> Assigned task
Please reproduce all the data exactly as written and omit the pictures.
*** Entries provided ***
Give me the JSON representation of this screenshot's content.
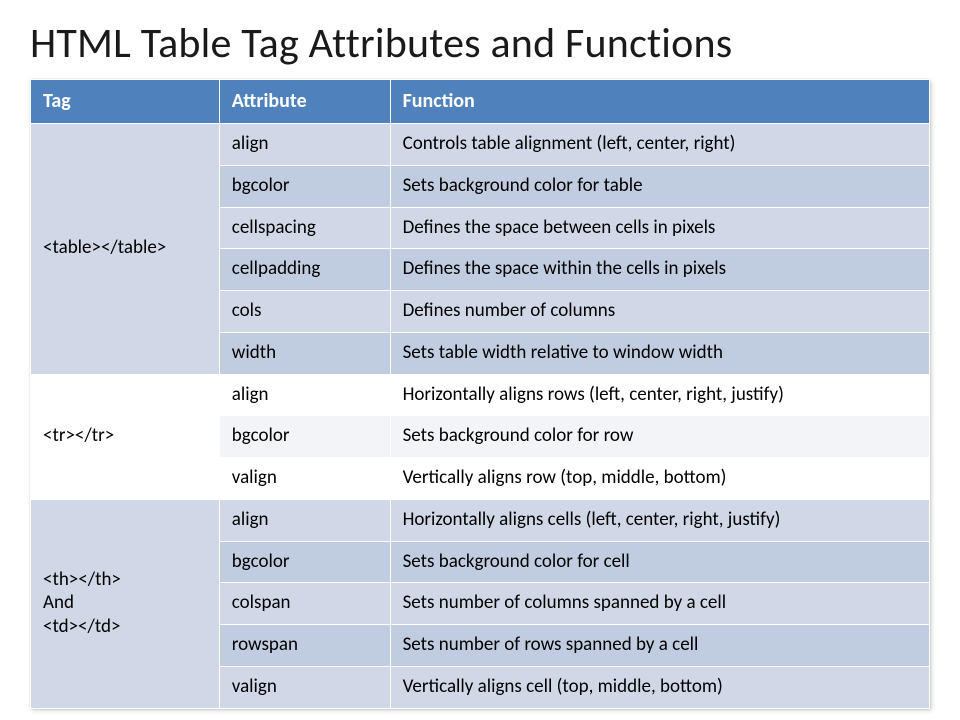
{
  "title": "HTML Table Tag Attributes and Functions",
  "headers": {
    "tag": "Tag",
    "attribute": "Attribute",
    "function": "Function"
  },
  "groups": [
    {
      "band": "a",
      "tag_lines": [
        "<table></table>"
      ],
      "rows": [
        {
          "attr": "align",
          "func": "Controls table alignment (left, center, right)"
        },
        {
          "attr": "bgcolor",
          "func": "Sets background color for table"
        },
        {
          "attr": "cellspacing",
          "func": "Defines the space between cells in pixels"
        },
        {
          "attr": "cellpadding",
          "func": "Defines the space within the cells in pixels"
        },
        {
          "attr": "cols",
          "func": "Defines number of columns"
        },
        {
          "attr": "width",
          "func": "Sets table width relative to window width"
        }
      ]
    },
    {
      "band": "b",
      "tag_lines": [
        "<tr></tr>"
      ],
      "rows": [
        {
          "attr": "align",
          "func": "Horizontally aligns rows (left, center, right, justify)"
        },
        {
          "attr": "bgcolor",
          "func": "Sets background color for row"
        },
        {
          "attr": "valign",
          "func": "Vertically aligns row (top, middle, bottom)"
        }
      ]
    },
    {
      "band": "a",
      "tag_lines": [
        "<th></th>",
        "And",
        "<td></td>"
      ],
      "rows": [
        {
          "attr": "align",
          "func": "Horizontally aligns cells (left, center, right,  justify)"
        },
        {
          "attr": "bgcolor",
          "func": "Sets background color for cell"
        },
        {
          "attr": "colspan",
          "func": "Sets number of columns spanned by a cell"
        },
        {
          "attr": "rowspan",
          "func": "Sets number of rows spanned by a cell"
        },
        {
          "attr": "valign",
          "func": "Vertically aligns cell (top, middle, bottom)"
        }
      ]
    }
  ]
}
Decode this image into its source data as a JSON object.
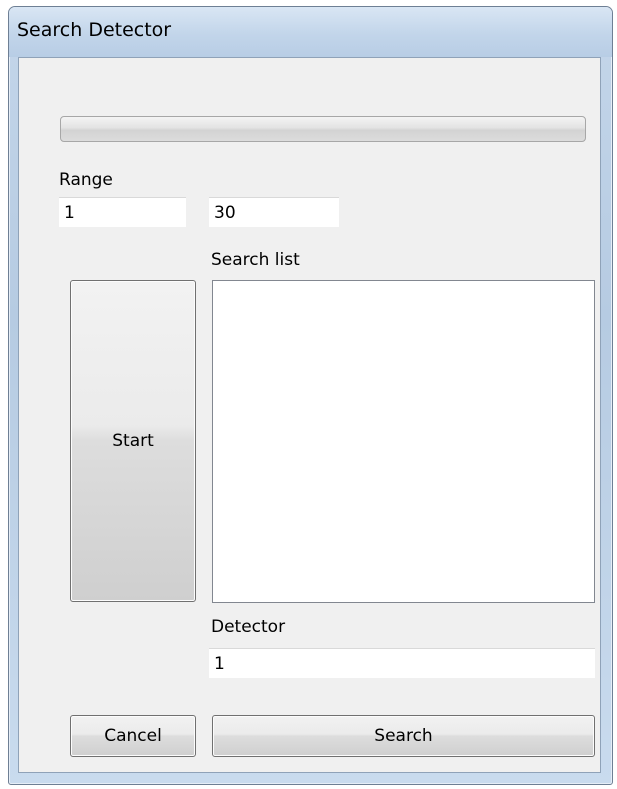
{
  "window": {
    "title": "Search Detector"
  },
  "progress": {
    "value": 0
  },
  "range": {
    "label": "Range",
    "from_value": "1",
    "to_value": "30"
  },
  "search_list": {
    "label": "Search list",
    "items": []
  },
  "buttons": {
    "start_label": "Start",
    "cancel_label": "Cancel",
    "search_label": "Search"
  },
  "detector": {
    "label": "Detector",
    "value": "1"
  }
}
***
> Exercise solution
Give me the JSON representation of this screenshot's content.
{
  "title": "HTML Table Tag Attributes and Functions",
  "headers": {
    "tag": "Tag",
    "attribute": "Attribute",
    "function": "Function"
  },
  "groups": [
    {
      "band": "a",
      "tag_lines": [
        "<table></table>"
      ],
      "rows": [
        {
          "attr": "align",
          "func": "Controls table alignment (left, center, right)"
        },
        {
          "attr": "bgcolor",
          "func": "Sets background color for table"
        },
        {
          "attr": "cellspacing",
          "func": "Defines the space between cells in pixels"
        },
        {
          "attr": "cellpadding",
          "func": "Defines the space within the cells in pixels"
        },
        {
          "attr": "cols",
          "func": "Defines number of columns"
        },
        {
          "attr": "width",
          "func": "Sets table width relative to window width"
        }
      ]
    },
    {
      "band": "b",
      "tag_lines": [
        "<tr></tr>"
      ],
      "rows": [
        {
          "attr": "align",
          "func": "Horizontally aligns rows (left, center, right, justify)"
        },
        {
          "attr": "bgcolor",
          "func": "Sets background color for row"
        },
        {
          "attr": "valign",
          "func": "Vertically aligns row (top, middle, bottom)"
        }
      ]
    },
    {
      "band": "a",
      "tag_lines": [
        "<th></th>",
        "And",
        "<td></td>"
      ],
      "rows": [
        {
          "attr": "align",
          "func": "Horizontally aligns cells (left, center, right,  justify)"
        },
        {
          "attr": "bgcolor",
          "func": "Sets background color for cell"
        },
        {
          "attr": "colspan",
          "func": "Sets number of columns spanned by a cell"
        },
        {
          "attr": "rowspan",
          "func": "Sets number of rows spanned by a cell"
        },
        {
          "attr": "valign",
          "func": "Vertically aligns cell (top, middle, bottom)"
        }
      ]
    }
  ]
}
Decode this image into its source data as a JSON object.
{
  "window": {
    "title": "Search Detector"
  },
  "progress": {
    "value": 0
  },
  "range": {
    "label": "Range",
    "from_value": "1",
    "to_value": "30"
  },
  "search_list": {
    "label": "Search list",
    "items": []
  },
  "buttons": {
    "start_label": "Start",
    "cancel_label": "Cancel",
    "search_label": "Search"
  },
  "detector": {
    "label": "Detector",
    "value": "1"
  }
}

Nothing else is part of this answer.